Disaster Grants, are available to help meet other serious disaster related needs and necessary expenses not covered by insurance and other aid programs. These may include replacement of personal property, and transportation, medical, dental and funeral expenses.

Low-Interest Disaster Loans are available after a disaster for homeowners and renters from the U.S. Small Business Administration (SBA) to cover uninsured property losses. Loans may be for repair or replacement of homes, automobiles, clothing or other damaged personal property. Loans are also available to businesses for property loss and economic injury.

Other Disaster Aid Programs include crisis counseling, disaster-related unemployment assistance, legal aid and assistance with income tax, Social Security and Veteran's benefits. Other state or local help may also be available.

Assistance Process -- After the application is taken, the damaged property is inspected to verify the loss. If approved, an applicant will soon receive a check for rental assistance or a grant. Loan applications require more information and approval may take several weeks after application. The deadline for most individual assistance programs is 60 days following the President's major disaster declaration.

Audits are done later to ensure that aid went to only those who were eligible and that disaster aid funds were used only for their intended purposes. These federal program funds cannot duplicate assistance provided by other sources such as insurance.

After a major disaster, FEMA tries to notify all disaster victims about the available aid programs and urge them to apply. The news media are encouraged to visit a Disaster Recovery Center, meet with disaster officials, and help publicize the disaster aid programs and the toll-free teleregistration number.

Apply for Individual Assistance

Public Assistance

Public Assistance is aid to state or local governments to pay part of the costs of rebuilding a community's damaged infrastructure. Generally, public assistance programs pay for 75 per cent of the approved project costs. Public Assistance may include debris removal, emergency protective measures and public services, repair of damaged public property, loans needed by communities for essential government functions and grants for public schools.

Hazard Mitigation

Disaster victims and public entities are encouraged to avoid the life and property risks of future disasters. Examples include the elevation or relocation of chronically flood-damaged homes away from flood hazard areas, retrofitting buildings to make them resistant to earthquakes or strong winds, and adoption and enforcement of adequate codes and standards by local, state and federal government. FEMA helps fund damage mitigation measures when repairing disaster-damaged structures and through the Hazard Mitigation.

Last Modified: Wednesday, 13-Sep-2006 14:19:25 EDT

Share this post


Link to post
Share on other sites

Join the conversation

You can post now and register later. If you have an account, sign in now to post with your account.

Guest
Reply to this topic...

×   Pasted as rich text.   Paste as plain text instead

  Only 75 emoji are allowed.

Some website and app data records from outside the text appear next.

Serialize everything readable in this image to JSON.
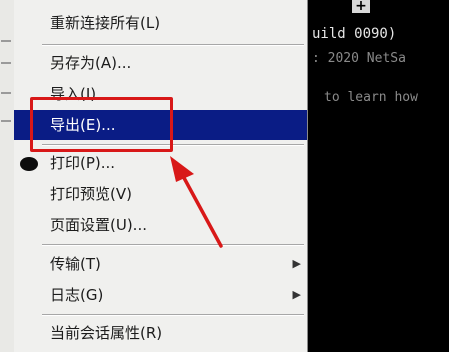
{
  "menu": {
    "items": [
      {
        "label": "重新连接所有(L)",
        "submenu": false
      },
      {
        "label": "另存为(A)...",
        "submenu": false
      },
      {
        "label": "导入(I)...",
        "submenu": false
      },
      {
        "label": "导出(E)...",
        "submenu": false,
        "highlighted": true
      },
      {
        "label": "打印(P)...",
        "submenu": false,
        "icon": "printer-icon"
      },
      {
        "label": "打印预览(V)",
        "submenu": false
      },
      {
        "label": "页面设置(U)...",
        "submenu": false
      },
      {
        "label": "传输(T)",
        "submenu": true
      },
      {
        "label": "日志(G)",
        "submenu": true
      },
      {
        "label": "当前会话属性(R)",
        "submenu": false
      }
    ],
    "highlight_color": "#0a1c85"
  },
  "annotation": {
    "color": "#d81818"
  },
  "terminal": {
    "new_tab_label": "+",
    "line1": "uild 0090)",
    "line2": ": 2020 NetSa",
    "line3": "to learn how"
  }
}
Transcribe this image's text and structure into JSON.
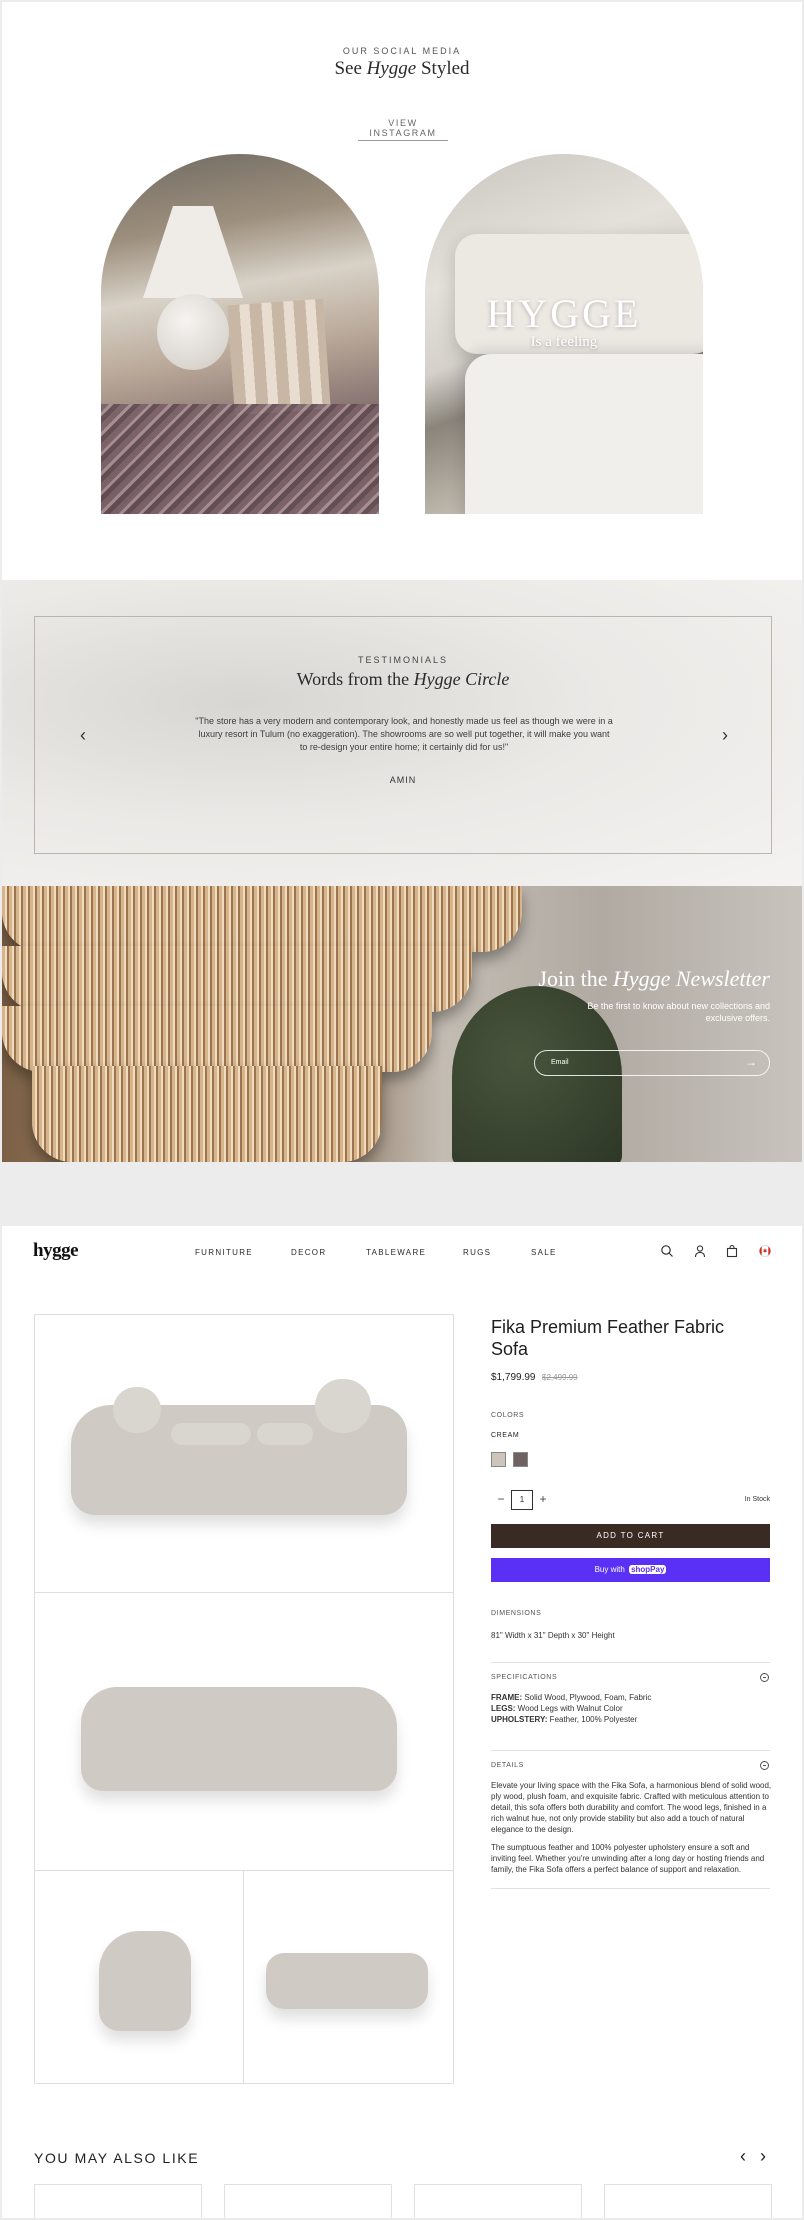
{
  "social": {
    "kicker": "OUR SOCIAL MEDIA",
    "title_a": "See ",
    "title_em": "Hygge",
    "title_b": " Styled",
    "cta": "VIEW INSTAGRAM",
    "overlay_title": "HYGGE",
    "overlay_sub": "Is a feeling"
  },
  "testimonials": {
    "kicker": "TESTIMONIALS",
    "title_a": "Words from the ",
    "title_em": "Hygge Circle",
    "quote": "\"The store has a very modern and contemporary look, and honestly made us feel as though we were in a luxury resort in Tulum (no exaggeration). The showrooms are so well put together, it will make you want to re-design your entire home; it certainly did for us!\"",
    "author": "AMIN",
    "prev": "‹",
    "next": "›"
  },
  "newsletter": {
    "title_a": "Join the ",
    "title_em": "Hygge Newsletter",
    "sub": "Be the first to know about new collections and exclusive offers.",
    "placeholder": "Email",
    "submit": "→"
  },
  "header": {
    "logo": "hygge",
    "nav": [
      "FURNITURE",
      "DECOR",
      "TABLEWARE",
      "RUGS",
      "SALE"
    ]
  },
  "product": {
    "name": "Fika Premium Feather Fabric Sofa",
    "price": "$1,799.99",
    "compare_price": "$2,499.99",
    "colors_label": "COLORS",
    "selected_color": "CREAM",
    "swatches": [
      "#cdc5bc",
      "#6e6362"
    ],
    "qty": "1",
    "qty_minus": "−",
    "qty_plus": "+",
    "stock": "In Stock",
    "add_to_cart": "ADD TO CART",
    "buy_with": "Buy with",
    "shop_pay_a": "shop",
    "shop_pay_b": "Pay",
    "dimensions_label": "DIMENSIONS",
    "dimensions": "81\" Width x 31\" Depth x 30\" Height",
    "specs_label": "SPECIFICATIONS",
    "specs": [
      {
        "k": "FRAME:",
        "v": " Solid Wood, Plywood, Foam, Fabric"
      },
      {
        "k": "LEGS:",
        "v": " Wood Legs with Walnut Color"
      },
      {
        "k": "UPHOLSTERY:",
        "v": " Feather, 100% Polyester"
      }
    ],
    "details_label": "DETAILS",
    "details_p1": "Elevate your living space with the Fika Sofa, a harmonious blend of solid wood, ply wood, plush foam, and exquisite fabric. Crafted with meticulous attention to detail, this sofa offers both durability and comfort. The wood legs, finished in a rich walnut hue, not only provide stability but also add a touch of natural elegance to the design.",
    "details_p2": "The sumptuous feather and 100% polyester upholstery ensure a soft and inviting feel. Whether you're unwinding after a long day or hosting friends and family, the Fika Sofa offers a perfect balance of support and relaxation."
  },
  "related": {
    "title": "YOU MAY ALSO LIKE",
    "prev": "‹",
    "next": "›"
  }
}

×   Your link has been automatically embedded.   Display as a link instead

×   Your previous content has been restored.   Clear editor

×   You cannot paste images directly. Upload or insert images from URL.

Sign in to follow this  

×
×
  • Create New...